Timing can be an important factor, with Chinese censors blocking access to some websites around politically sensitive dates, such as the 4 June anniversary of the 1989 Tiananmen massacre and the Chinese Communist Party Congress, a political confab held once every five years to choose top leaders and set policy that is now underway in Beijing.
Access to a search engine can also be blocked if a user searches for a politically sensitive word, such as a search for information on the banned Falungong religious sect.
Tracking the ebb and flow of censorship efforts can be a challenge, as access to sites can be blocked and opened, seemingly by whim. On Wednesday, Wikipedia remained blocked in China and access to YouTube was shut off. But censors eased off on other sites, opening up access to Google's Blogspot blogging service and permitting users to view pictures on Flickr, which had been blocked even though the site was accessible in China.
Even when websites are accessible in China, there can be moments when sites cannot be reached. For example, one of the Chinese internet users in Beijing contacted for this story said he was unable to reach Google.com three days ago. Attempts to reach the site were not redirected to Baidu, and Google has been accessible during the last couple of days, he said.

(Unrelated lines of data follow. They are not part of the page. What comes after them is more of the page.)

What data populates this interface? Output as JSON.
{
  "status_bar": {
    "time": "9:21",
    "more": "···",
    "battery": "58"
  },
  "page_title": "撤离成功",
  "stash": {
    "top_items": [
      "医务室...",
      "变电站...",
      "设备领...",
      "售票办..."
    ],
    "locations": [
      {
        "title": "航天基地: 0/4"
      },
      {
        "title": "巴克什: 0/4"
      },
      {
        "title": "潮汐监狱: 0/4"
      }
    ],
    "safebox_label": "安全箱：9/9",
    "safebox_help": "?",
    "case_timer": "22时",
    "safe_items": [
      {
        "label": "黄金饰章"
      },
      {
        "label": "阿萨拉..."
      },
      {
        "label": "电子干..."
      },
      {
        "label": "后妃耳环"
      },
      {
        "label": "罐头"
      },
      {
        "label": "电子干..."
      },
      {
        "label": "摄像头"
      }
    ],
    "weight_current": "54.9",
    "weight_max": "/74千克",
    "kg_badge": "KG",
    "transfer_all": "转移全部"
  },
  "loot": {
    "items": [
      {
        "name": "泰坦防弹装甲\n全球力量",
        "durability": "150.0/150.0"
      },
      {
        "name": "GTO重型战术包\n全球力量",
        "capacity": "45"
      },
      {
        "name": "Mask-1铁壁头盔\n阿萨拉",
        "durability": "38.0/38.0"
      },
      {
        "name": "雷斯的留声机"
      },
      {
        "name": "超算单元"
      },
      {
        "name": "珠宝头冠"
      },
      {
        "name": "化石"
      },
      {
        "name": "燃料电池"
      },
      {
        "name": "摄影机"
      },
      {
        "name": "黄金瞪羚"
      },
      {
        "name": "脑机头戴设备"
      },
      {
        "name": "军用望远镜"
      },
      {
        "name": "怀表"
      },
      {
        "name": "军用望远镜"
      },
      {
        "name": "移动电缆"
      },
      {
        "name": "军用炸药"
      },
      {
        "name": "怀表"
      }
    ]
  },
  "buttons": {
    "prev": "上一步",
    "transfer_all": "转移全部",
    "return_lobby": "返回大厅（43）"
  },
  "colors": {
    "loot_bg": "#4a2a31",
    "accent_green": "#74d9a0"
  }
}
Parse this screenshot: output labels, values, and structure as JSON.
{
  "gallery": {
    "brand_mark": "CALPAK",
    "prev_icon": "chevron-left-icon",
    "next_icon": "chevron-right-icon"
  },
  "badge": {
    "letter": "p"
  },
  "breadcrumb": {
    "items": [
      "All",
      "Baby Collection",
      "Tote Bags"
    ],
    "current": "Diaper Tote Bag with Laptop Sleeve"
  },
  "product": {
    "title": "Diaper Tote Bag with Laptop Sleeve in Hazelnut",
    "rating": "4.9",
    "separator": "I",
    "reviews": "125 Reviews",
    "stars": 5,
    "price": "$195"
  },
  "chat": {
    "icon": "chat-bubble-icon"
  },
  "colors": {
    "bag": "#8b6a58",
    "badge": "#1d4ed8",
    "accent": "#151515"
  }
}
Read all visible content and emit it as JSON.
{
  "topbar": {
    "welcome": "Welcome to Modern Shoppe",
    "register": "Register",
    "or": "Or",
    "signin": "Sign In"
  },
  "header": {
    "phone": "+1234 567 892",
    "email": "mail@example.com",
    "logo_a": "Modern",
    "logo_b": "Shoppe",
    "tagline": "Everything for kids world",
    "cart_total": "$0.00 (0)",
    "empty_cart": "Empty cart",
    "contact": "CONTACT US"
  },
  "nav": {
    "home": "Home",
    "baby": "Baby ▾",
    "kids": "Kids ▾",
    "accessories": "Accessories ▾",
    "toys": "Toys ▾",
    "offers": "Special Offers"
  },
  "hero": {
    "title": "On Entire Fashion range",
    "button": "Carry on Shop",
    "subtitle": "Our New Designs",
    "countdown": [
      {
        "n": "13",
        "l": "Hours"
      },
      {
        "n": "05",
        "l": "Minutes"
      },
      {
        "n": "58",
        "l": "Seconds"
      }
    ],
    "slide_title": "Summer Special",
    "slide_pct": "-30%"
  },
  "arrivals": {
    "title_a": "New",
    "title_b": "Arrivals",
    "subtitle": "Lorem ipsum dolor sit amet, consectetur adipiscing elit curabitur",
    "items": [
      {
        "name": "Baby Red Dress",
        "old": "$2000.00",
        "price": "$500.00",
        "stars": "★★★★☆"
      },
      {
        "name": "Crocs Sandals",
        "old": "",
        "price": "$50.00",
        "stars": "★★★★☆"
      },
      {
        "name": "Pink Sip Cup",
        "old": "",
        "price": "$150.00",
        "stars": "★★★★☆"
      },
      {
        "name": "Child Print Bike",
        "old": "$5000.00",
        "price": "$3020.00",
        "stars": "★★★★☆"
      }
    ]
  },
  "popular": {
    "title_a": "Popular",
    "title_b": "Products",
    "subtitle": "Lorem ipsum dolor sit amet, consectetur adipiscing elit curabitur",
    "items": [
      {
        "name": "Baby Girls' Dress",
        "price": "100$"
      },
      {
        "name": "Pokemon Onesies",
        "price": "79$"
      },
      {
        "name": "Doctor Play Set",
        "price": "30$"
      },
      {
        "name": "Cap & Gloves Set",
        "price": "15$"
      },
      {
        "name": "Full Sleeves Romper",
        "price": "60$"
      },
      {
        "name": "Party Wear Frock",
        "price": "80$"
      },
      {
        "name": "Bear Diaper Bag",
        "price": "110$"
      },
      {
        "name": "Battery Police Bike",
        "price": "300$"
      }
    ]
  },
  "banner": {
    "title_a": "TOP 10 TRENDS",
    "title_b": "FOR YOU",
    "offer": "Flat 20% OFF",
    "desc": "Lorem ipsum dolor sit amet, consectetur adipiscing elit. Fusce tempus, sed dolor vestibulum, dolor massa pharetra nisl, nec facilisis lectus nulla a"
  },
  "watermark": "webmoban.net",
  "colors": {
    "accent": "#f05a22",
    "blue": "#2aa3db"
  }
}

While the Chinese government may not be redirecting search-engine traffic to Baidu, censors did this in 2002, just before the previous Party Congress opened in Beijing. At that time, censors cut off access to Google and redirected traffic to several local search engines, including Baidu. However, the rerouting did not affect all users and did not appear to be done at a national level, analysts said at that time.